Scott and Anne Davison appealed the grant of summary judgment in favor of DeBest Plumbing (DeBest). In 2012, the Davisons hired Gould Custom Builders, Inc. (Gould) to perform an extensive remodel of their vacation home in Idaho. Gould hired DeBest as the plumbing subcontractor. A bathtub installed by DeBest developed a leak that caused significant damage before it was noticed and repaired. The Davisons sought damages based upon the contract between Gould and DeBest and for negligence. The district court granted DeBest’s motion for summary judgment on the contract claims because the Davisons were not in privity of contract with DeBest. Later, the district court granted summary judgment in favor of DeBest on the negligence claim, finding that the Davisons had failed to comply with the requirements of the Notice and Opportunity to Repair Act (NORA), Idaho Code sections 6-2501–2504. On appeal, the Davisons argued they satisfied the requirements of NORA because DeBest received actual notice of the claim and sent a representative to inspect the damage. Finding that the Davidsons satisfied the requirements of NORA when they gave DeBest actual notice, and DeBest had an opportunity to inspect the defect, the Idaho Supreme Court determined the district court erred in granting DeBest's motion for summary judgment on the Davidsons' negligence claim. The Supreme Court reversed as to negligence, but affirmed the district court in all other respects. View "Davison v. DeBest Plumbing" on Justia Law
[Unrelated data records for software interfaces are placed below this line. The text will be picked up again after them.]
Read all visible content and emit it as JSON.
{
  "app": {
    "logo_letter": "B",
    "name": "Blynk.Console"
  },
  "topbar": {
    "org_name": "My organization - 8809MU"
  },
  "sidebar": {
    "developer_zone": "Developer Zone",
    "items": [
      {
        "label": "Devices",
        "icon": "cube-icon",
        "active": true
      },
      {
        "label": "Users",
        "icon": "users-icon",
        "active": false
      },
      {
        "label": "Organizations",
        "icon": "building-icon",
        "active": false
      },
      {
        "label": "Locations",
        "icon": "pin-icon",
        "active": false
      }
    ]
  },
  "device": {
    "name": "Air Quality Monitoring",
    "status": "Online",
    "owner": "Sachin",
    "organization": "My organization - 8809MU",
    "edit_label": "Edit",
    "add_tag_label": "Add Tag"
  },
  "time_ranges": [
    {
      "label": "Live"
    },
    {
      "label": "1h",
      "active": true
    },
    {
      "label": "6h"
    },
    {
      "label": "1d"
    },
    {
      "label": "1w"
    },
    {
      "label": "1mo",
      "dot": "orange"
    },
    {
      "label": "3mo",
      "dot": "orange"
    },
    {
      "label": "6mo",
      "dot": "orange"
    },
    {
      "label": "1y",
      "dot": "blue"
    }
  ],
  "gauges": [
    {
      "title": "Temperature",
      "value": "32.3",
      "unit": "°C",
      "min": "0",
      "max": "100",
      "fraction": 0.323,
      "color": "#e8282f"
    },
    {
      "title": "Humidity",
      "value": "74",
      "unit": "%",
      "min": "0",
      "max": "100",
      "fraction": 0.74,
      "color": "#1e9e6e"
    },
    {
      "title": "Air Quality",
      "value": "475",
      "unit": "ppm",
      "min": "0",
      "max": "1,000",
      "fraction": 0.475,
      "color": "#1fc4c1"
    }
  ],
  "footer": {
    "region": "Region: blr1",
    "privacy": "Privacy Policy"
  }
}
Fisher v. Garrison Property & Casualty Ins. Co.
Plaintiff’s action to recover under an insurance policy for the loss of her house caused when a renter (who had an option to purchase) demolished it. The trial court determined the insurance policy at issue excluded for such a loss. Within two months of renting the property, plaintiff learned the renter demolished the house. The renter agreed to rebuild a house on the remaining foundation. The renter started, but did not finish, rebuilding the house. Plaintiff thereafter made a claim on her insurance policy. The Idaho Supreme Court found after review of this matter, that the words in an insurance policy were to be given the meaning applied by lay people in daily usage. One such clause implicated the intentional destruction of the house as compared to accidental loss or inadequate remodeling. The renter’s actions in demolishing plaintiff’s house down to the foundation would not be considered by lay people as the “remodeling” of the house. He did not make alterations to an existing structure; he demolished that structure. There was no house left to remodel. Plaintiff had authorized the renter to perform some remodeling, such as installing new flooring, countertops, light fixtures, paint and other cosmetic improvements, but there was no evidence in the record that he did any remodeling at all, much less that the direct cause of the loss of the Plaintiff’s house was caused by any remodeling that had been done. Accordingly, the Supreme Court affirmed the trial court’s judgment in favor of the insurance company. View "Fisher v. Garrison Property & Casualty Ins. Co." on Justia Law